YOUNG MAN: I was angry. You turned your back on me, when all I ever wanted was to serve you, and to love you. It wasn’t my pride stopping me from serving them. It was my love for another: my love for my father.

OLDER MAN: If you truly love me, you would’ve fallen in line.

The young man is taken aback by his Father’s words. He falls back in his chair and wipes his tears away.

YOUNG MAN: (Seething With Anger) You know why I hate them? It’s because you’ve given them everything. You gave them earth; they’re destroying it. Your masterpiece is being destroyed by your greatest failing. And quite frankly, I can’t wait for them to finish the job. Cause when they destroy it, for good, I’ll finally be able to tell you I told you so, you self-righteous bastard.
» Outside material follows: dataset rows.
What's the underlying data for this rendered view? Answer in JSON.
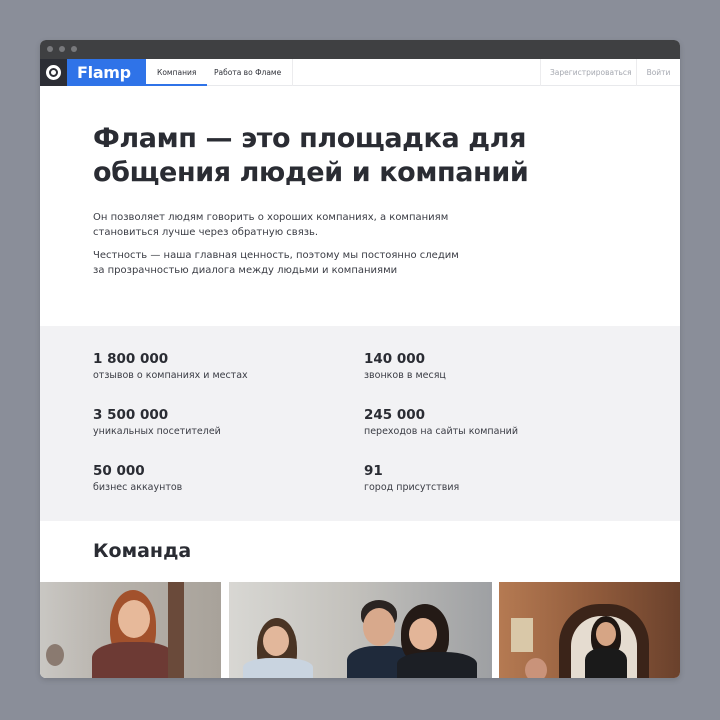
{
  "nav": {
    "logo": "Flamp",
    "company_tab": "Компания",
    "careers_tab": "Работа во Фламе",
    "register": "Зарегистрироваться",
    "login": "Войти"
  },
  "hero": {
    "title": "Фламп — это площадка для общения людей и компаний",
    "paragraph1": "Он позволяет людям говорить о хороших компаниях, а компаниям становиться лучше через обратную связь.",
    "paragraph2": "Честность — наша главная ценность, поэтому мы постоянно следим за прозрачностью диалога между людьми и компаниями"
  },
  "stats": [
    {
      "value": "1 800 000",
      "label": "отзывов о компаниях и местах"
    },
    {
      "value": "140 000",
      "label": "звонков в месяц"
    },
    {
      "value": "3 500 000",
      "label": "уникальных посетителей"
    },
    {
      "value": "245 000",
      "label": "переходов на сайты компаний"
    },
    {
      "value": "50 000",
      "label": "бизнес аккаунтов"
    },
    {
      "value": "91",
      "label": "город присутствия"
    }
  ],
  "team": {
    "title": "Команда"
  },
  "colors": {
    "brand_blue": "#2f73e8",
    "dark": "#2a2c33",
    "stats_bg": "#f2f2f4"
  }
}
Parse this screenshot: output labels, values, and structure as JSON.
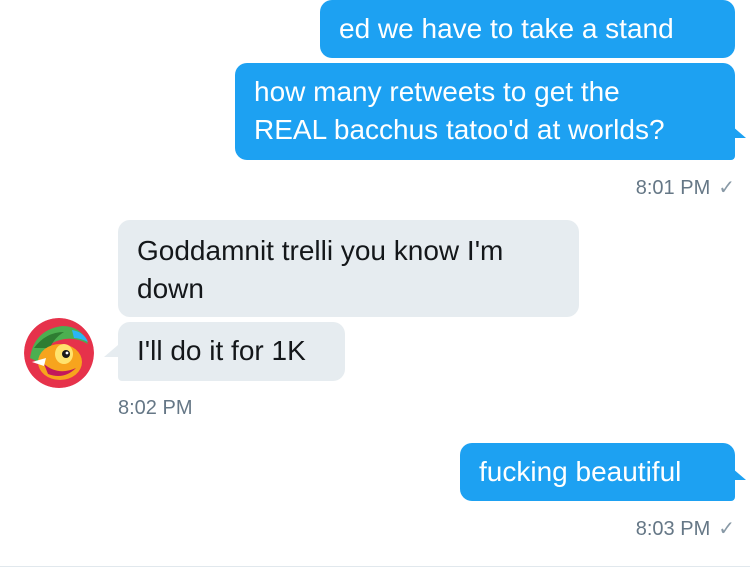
{
  "messages": [
    {
      "text": "ed we have to take a stand",
      "direction": "outgoing"
    },
    {
      "line1": "how many retweets to get the",
      "line2": "REAL bacchus tatoo'd at worlds?",
      "direction": "outgoing"
    },
    {
      "line1": "Goddamnit trelli you know I'm",
      "line2": "down",
      "direction": "incoming"
    },
    {
      "text": "I'll do it for 1K",
      "direction": "incoming"
    },
    {
      "text": "fucking beautiful",
      "direction": "outgoing"
    }
  ],
  "timestamps": {
    "first": "8:01 PM",
    "second": "8:02 PM",
    "third": "8:03 PM"
  },
  "icons": {
    "read_receipt": "checkmark-icon",
    "avatar": "cartoon-character-avatar"
  },
  "colors": {
    "outgoing_bubble": "#1da1f2",
    "incoming_bubble": "#e6ecf0",
    "timestamp": "#657786"
  }
}
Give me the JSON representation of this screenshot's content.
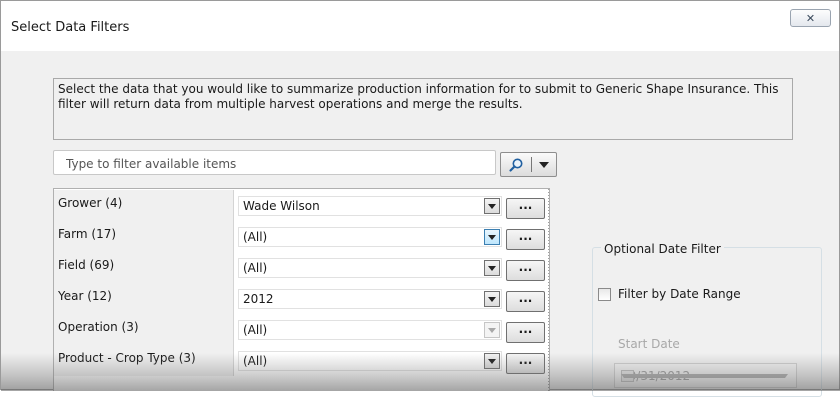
{
  "window": {
    "title": "Select Data Filters",
    "close_glyph": "✕"
  },
  "description": "Select the data that you would like to summarize production information for to submit to Generic Shape Insurance. This filter will return data from multiple harvest operations and merge the results.",
  "search": {
    "placeholder": "Type to filter available items",
    "button_icon": "search-icon",
    "dropdown_icon": "chevron-down-icon"
  },
  "filters": [
    {
      "label": "Grower (4)",
      "value": "Wade Wilson",
      "arrow_state": "normal"
    },
    {
      "label": "Farm (17)",
      "value": "(All)",
      "arrow_state": "hot"
    },
    {
      "label": "Field (69)",
      "value": "(All)",
      "arrow_state": "normal"
    },
    {
      "label": "Year (12)",
      "value": "2012",
      "arrow_state": "normal"
    },
    {
      "label": "Operation (3)",
      "value": "(All)",
      "arrow_state": "disabled"
    },
    {
      "label": "Product - Crop Type (3)",
      "value": "(All)",
      "arrow_state": "normal"
    }
  ],
  "ellipsis_label": "...",
  "date_filter": {
    "group_title": "Optional Date Filter",
    "checkbox_label": "Filter by Date Range",
    "checked": false,
    "start_label": "Start Date",
    "start_value": "10/31/2012"
  },
  "colors": {
    "window_bg": "#f0f0f0",
    "titlebar_bg": "#ffffff",
    "hot_arrow": "#bde6fd"
  }
}
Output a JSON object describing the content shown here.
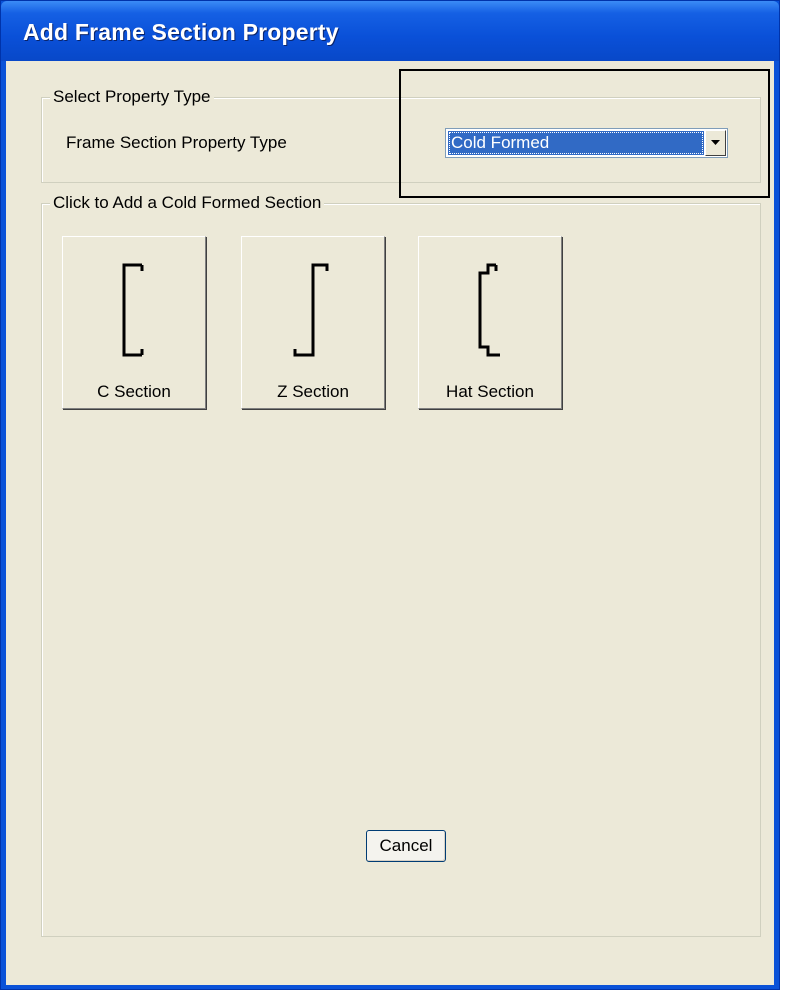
{
  "window": {
    "title": "Add Frame Section Property"
  },
  "property_type_group": {
    "legend": "Select Property Type",
    "field_label": "Frame Section Property Type",
    "selected_value": "Cold Formed"
  },
  "sections_group": {
    "legend": "Click to Add a Cold Formed Section",
    "buttons": [
      {
        "label": "C Section",
        "icon": "c-section-icon"
      },
      {
        "label": "Z Section",
        "icon": "z-section-icon"
      },
      {
        "label": "Hat Section",
        "icon": "hat-section-icon"
      }
    ]
  },
  "footer": {
    "cancel_label": "Cancel"
  },
  "colors": {
    "title_bar": "#0a52d8",
    "dialog_face": "#ece9d8",
    "selection": "#316ac5"
  }
}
OLDER MAN: When that day comes, you’ll still be down in your pit, and I’ll be up in paradise.

YOUNG MAN: (Letting His Anger Die Down) Why do we still do this? It’s been millions of years and I have never once left one of these meetings any way but angry.

OLDER MAN: I’m going to tell you something, son: it’ll be millions more and that will never change. Which is exactly why you’re down in that pit and not by my side.

YOUNG MAN: Goodbye father.

The young man gets up from the table and walks off.

YOUNG MAN: I’ll see you next year.

OLDER MAN: As always, son.

The young man exits the hall. The older man stays seated, disappointed at the events that just transpired.

The waiter walks back up.

WAITER: How did it go, sir?

OLDER MAN: Not great, Adriel.

WAITER: I don’t understand why you continue to meet him every year.

OLDER MAN: No matter what he’s done, he’s still my son. I’ll never give up on him. I’ll never give up on any of you. Even though what just transpired was not what I hoped, I still look forward to when I see him next. When hopefully he’ll leave my presence in a different state of mind.

WAITER: What if he does? What happens then?

OLDER MAN: I’ll take him into my arms.

The older man lays his hand on the waiter’s shoulder and the stage goes BLACK.


Joseph Finnegan